Task directions
Report the number of lines below in which the word "text" occurs. Nothing else is needed.

Data provided
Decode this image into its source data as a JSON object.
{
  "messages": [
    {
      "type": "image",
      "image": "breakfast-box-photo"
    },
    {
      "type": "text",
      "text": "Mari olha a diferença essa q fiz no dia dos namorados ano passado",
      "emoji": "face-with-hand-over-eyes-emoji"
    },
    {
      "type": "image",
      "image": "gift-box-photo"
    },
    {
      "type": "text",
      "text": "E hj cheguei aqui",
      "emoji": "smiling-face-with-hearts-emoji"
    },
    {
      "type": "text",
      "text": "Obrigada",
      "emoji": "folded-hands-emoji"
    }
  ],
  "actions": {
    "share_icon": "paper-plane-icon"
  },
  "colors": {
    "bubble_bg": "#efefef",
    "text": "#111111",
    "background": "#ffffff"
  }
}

Finished exercise
7